At that time, the committee was formed to improve HSPA scores for grade 11 Hispanic students at Morris Hills High School. The scores were quite low in 2003. Additionally, the ESL program ran only at one high school and was not achieving its goal of exiting students from the program in a timely manner, providing them with grade level course work, tutorial assistance, or credit status in their courses.
The first undertaking that Dr. Vergara was involved with was helping the Morris Hills High School administrators and counselors to involve Hispanic parents in the transition from middle school to high school. By inviting Hispanic parents to special scheduling sessions during the end of their child’s eighth grade year and providing a special session with translators for the parents during our Freshmen Orientation, this quickly helped the administration and the counselors meet parents and involve them in our high school. Dr. Vergara recognized what many of us had known for years in the Morris Hills Regional District and that was that our students were often placed in the ESL program without mediation and asked to take required course work as audits until they were able to master the English language. This philosophy not only caused the students difficulty in dealing with English classes in which they were unable to function, but also to impede their academic progress by limiting their ability to build their credit totals in their academic courses.

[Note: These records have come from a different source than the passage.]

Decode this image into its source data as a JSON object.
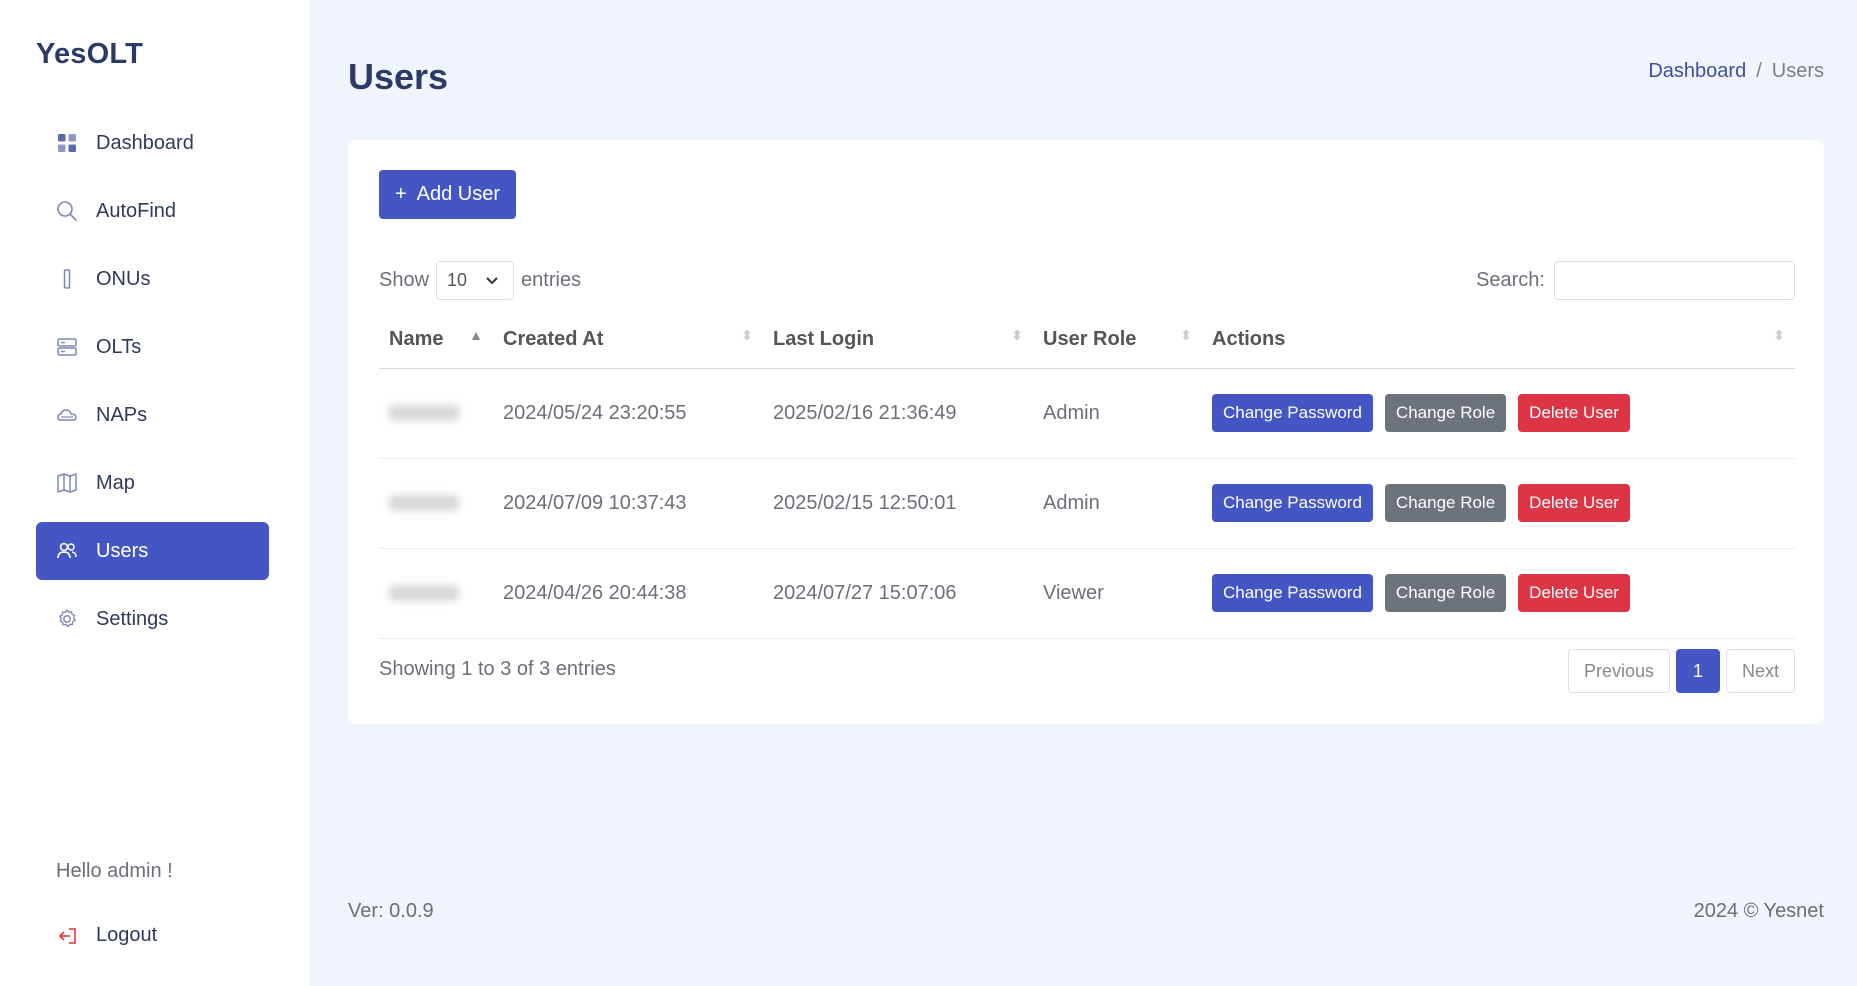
{
  "app": {
    "brand": "YesOLT"
  },
  "sidebar": {
    "items": [
      {
        "label": "Dashboard",
        "icon": "grid-icon",
        "active": false
      },
      {
        "label": "AutoFind",
        "icon": "search-icon",
        "active": false
      },
      {
        "label": "ONUs",
        "icon": "device-icon",
        "active": false
      },
      {
        "label": "OLTs",
        "icon": "server-icon",
        "active": false
      },
      {
        "label": "NAPs",
        "icon": "cloud-icon",
        "active": false
      },
      {
        "label": "Map",
        "icon": "map-icon",
        "active": false
      },
      {
        "label": "Users",
        "icon": "users-icon",
        "active": true
      },
      {
        "label": "Settings",
        "icon": "gear-icon",
        "active": false
      }
    ],
    "greeting": "Hello admin !",
    "logout_label": "Logout"
  },
  "header": {
    "title": "Users",
    "breadcrumb": {
      "home": "Dashboard",
      "separator": "/",
      "current": "Users"
    }
  },
  "toolbar": {
    "add_user_label": "Add User"
  },
  "table_controls": {
    "show_label": "Show",
    "entries_value": "10",
    "entries_label": "entries",
    "search_label": "Search:",
    "search_value": ""
  },
  "table": {
    "columns": [
      "Name",
      "Created At",
      "Last Login",
      "User Role",
      "Actions"
    ],
    "rows": [
      {
        "name": "",
        "created_at": "2024/05/24 23:20:55",
        "last_login": "2025/02/16 21:36:49",
        "role": "Admin"
      },
      {
        "name": "",
        "created_at": "2024/07/09 10:37:43",
        "last_login": "2025/02/15 12:50:01",
        "role": "Admin"
      },
      {
        "name": "",
        "created_at": "2024/04/26 20:44:38",
        "last_login": "2024/07/27 15:07:06",
        "role": "Viewer"
      }
    ],
    "actions": {
      "change_password": "Change Password",
      "change_role": "Change Role",
      "delete_user": "Delete User"
    }
  },
  "footer_table": {
    "info": "Showing 1 to 3 of 3 entries",
    "previous": "Previous",
    "page": "1",
    "next": "Next"
  },
  "footer": {
    "version": "Ver: 0.0.9",
    "copyright": "2024 © Yesnet"
  },
  "colors": {
    "primary": "#4456c4",
    "danger": "#dc3545",
    "secondary": "#6c737a",
    "background": "#f0f5fd"
  }
}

By restricting their ability to
accumulate academic credits in their classes, ESL students were extending their high school careers, and in many cases, frustrating them even further. After assessing the districts needs, several initiative were undertaken. For example, Dr. Vergara initiated a pre-high school tutorial program to prepare eighth grade students for advanced and challenging course work upon entering high school.

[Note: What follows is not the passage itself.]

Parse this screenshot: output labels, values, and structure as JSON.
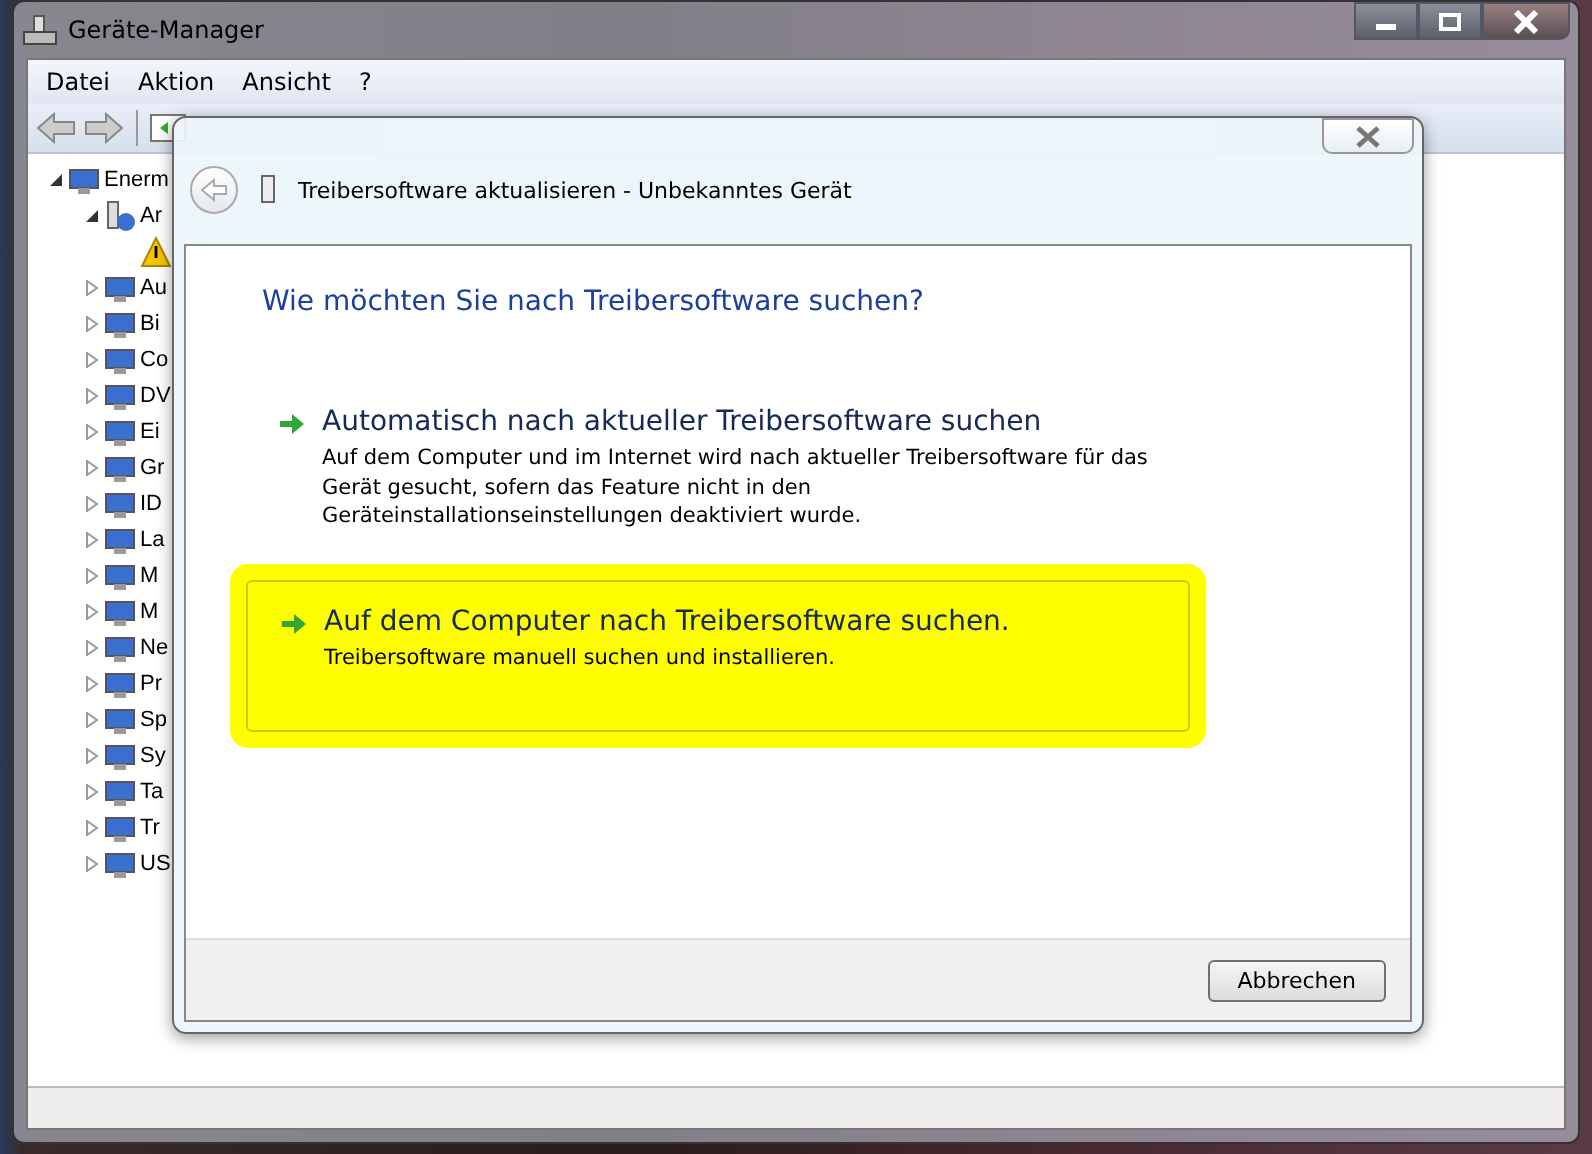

The program that Dr. Vergara set-up involved County College of Morris students tutoring eighth graders in core academic courses such as Biology, Algebra I, US History, and English. This began at the student’s eighth grade year and throughout the summer before he/she entered high school as freshman. The tutoring took place at both at her home and in classrooms at the middle school in which the student attended. This core group of students were then scheduled into more advanced classes as they entered their freshman year of high school. They proved to be better prepared to complete in accelerated course work at levels that were above and beyond what they may have been scheduled for as recently exited ESL students. In addition to the tutorial piece which continued throughout most of their freshman year, Morris Hills High School split its ESL program to have one ESL teacher in both Morris Knolls High School and Morris Hills High School, thereby reducing class size to help our students. The ESL program also began incorporating a bilingual Math and English teacher to work with the ESL students through an in-class support program to improve upon their reading comprehension, their writing and vocabulary skills in English, their number sense, their Geometry skills and measurement skills, and their data analysis skills in Algebra I and Geometry. This program focused upon improvement of their standardized test scores as measured by the grade 11 HSPA test.

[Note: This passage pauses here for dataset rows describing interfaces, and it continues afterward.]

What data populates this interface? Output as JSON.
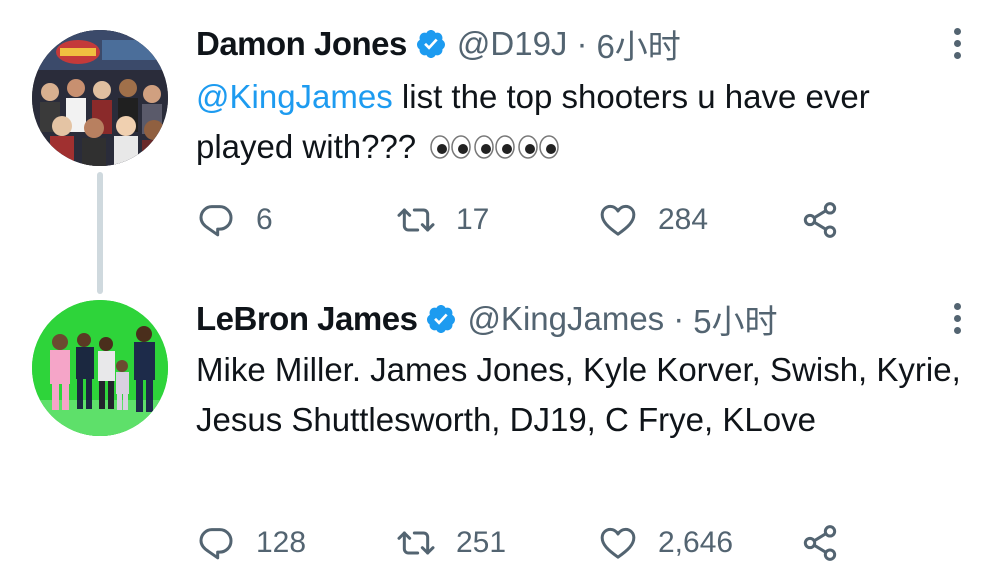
{
  "tweets": [
    {
      "name": "Damon Jones",
      "handle": "@D19J",
      "separator": "·",
      "time": "6小时",
      "mention": "@KingJames",
      "text": " list the top shooters u have ever played with??? ",
      "emoji": "👀👀👀",
      "replies": "6",
      "retweets": "17",
      "likes": "284"
    },
    {
      "name": "LeBron James",
      "handle": "@KingJames",
      "separator": "·",
      "time": "5小时",
      "text": "Mike Miller. James Jones, Kyle Korver, Swish, Kyrie, Jesus Shuttlesworth, DJ19, C Frye, KLove",
      "replies": "128",
      "retweets": "251",
      "likes": "2,646"
    }
  ],
  "colors": {
    "verified": "#1d9bf0",
    "mention": "#1d9bf0",
    "muted": "#536471",
    "thread_line": "#cfd9de"
  },
  "icons": [
    "verified-badge-icon",
    "more-icon",
    "reply-icon",
    "retweet-icon",
    "like-icon",
    "share-icon"
  ]
}
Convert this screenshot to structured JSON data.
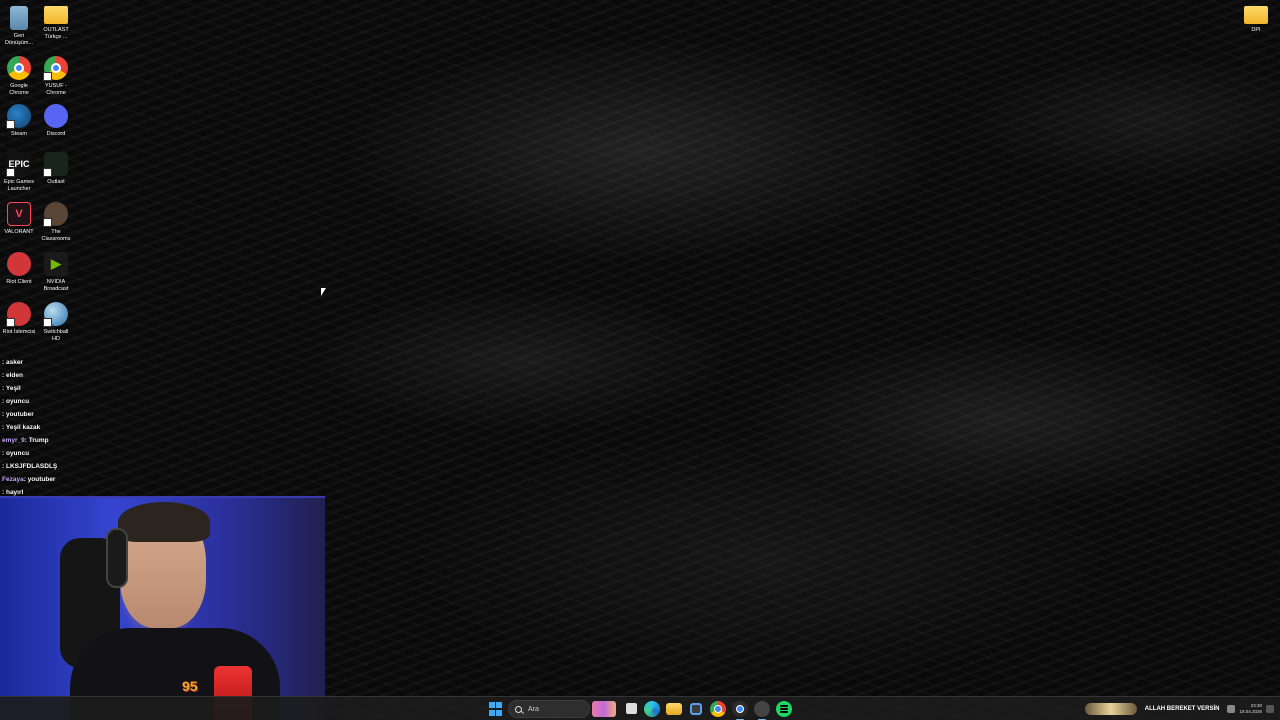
{
  "desktop": {
    "icons_left": [
      {
        "label": "Geri\nDönüşüm...",
        "icon": "recycle-bin-icon"
      },
      {
        "label": "OUTLAST\nTürkçe ...",
        "icon": "folder-icon"
      },
      {
        "label": "Google\nChrome",
        "icon": "chrome-icon"
      },
      {
        "label": "YUSUF -\nChrome",
        "icon": "chrome-icon"
      },
      {
        "label": "Steam",
        "icon": "steam-icon"
      },
      {
        "label": "Discord",
        "icon": "discord-icon"
      },
      {
        "label": "Epic Games\nLauncher",
        "icon": "epic-games-icon",
        "glyph": "EPIC"
      },
      {
        "label": "Outlast",
        "icon": "outlast-icon"
      },
      {
        "label": "VALORANT",
        "icon": "valorant-icon",
        "glyph": "V"
      },
      {
        "label": "The\nClassrooms",
        "icon": "classrooms-icon"
      },
      {
        "label": "Riot Client",
        "icon": "riot-client-icon"
      },
      {
        "label": "NVIDIA\nBroadcast",
        "icon": "nvidia-icon"
      },
      {
        "label": "Riot İstemcisi",
        "icon": "riot-client-icon"
      },
      {
        "label": "Switchball\nHD",
        "icon": "switchball-icon"
      }
    ],
    "icon_right": {
      "label": "DPI",
      "icon": "folder-icon"
    }
  },
  "chat": [
    {
      "user": "",
      "msg": ": asker"
    },
    {
      "user": "",
      "msg": ": elden"
    },
    {
      "user": "",
      "msg": ": Yeşil"
    },
    {
      "user": "",
      "msg": ": oyuncu"
    },
    {
      "user": "",
      "msg": ": youtuber"
    },
    {
      "user": "",
      "msg": ": Yeşil kazak"
    },
    {
      "user": "emyr_9",
      "msg": ": Trump"
    },
    {
      "user": "",
      "msg": ": oyuncu"
    },
    {
      "user": "",
      "msg": ": LKSJFDLASDLŞ"
    },
    {
      "user": "Fezaya",
      "msg": ": youtuber"
    },
    {
      "user": "",
      "msg": ": hayırl"
    }
  ],
  "taskbar": {
    "search_placeholder": "Ara",
    "apps": [
      "task-view-icon",
      "edge-icon",
      "file-explorer-icon",
      "store-icon",
      "chrome-icon",
      "chrome-icon",
      "app-icon",
      "spotify-icon"
    ],
    "marquee_text": "ALLAH BEREKET VERSİN",
    "clock_time": "23:30",
    "clock_date": "18.04.2026"
  },
  "colors": {
    "accent": "#3fa9f5",
    "spotify": "#1ed760",
    "chat_user": "#c9a9ff",
    "webcam_bg": "#2a3ac0"
  }
}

Finally, following Dr. Vergara’s model, the district created an after school flex program where students could come for extra help with both their ESL teacher and specialized teachers in each academic area. While the Morris Hills Regional District has continued to look for ways to support and enhance the academic success of our Hispanic population, including providing academic support in a variety of new ways both during and after school hours, it was truly Dr. Vergara who was the catalyst to start these changes in the Morris Hills Regional School District. While there are many factors that are necessary to improve any group of students in the high school setting, certainly the model that Dr. Vergara helped promote here in the Morris Hills Regional District has proven to be successful for the Hispanic population. HSPA scores in Morris Hills High School for both Math and Language Arts Literacy have been among the highest in the state of New Jersey for the Hispanic population which continues to grow on a yearly basis.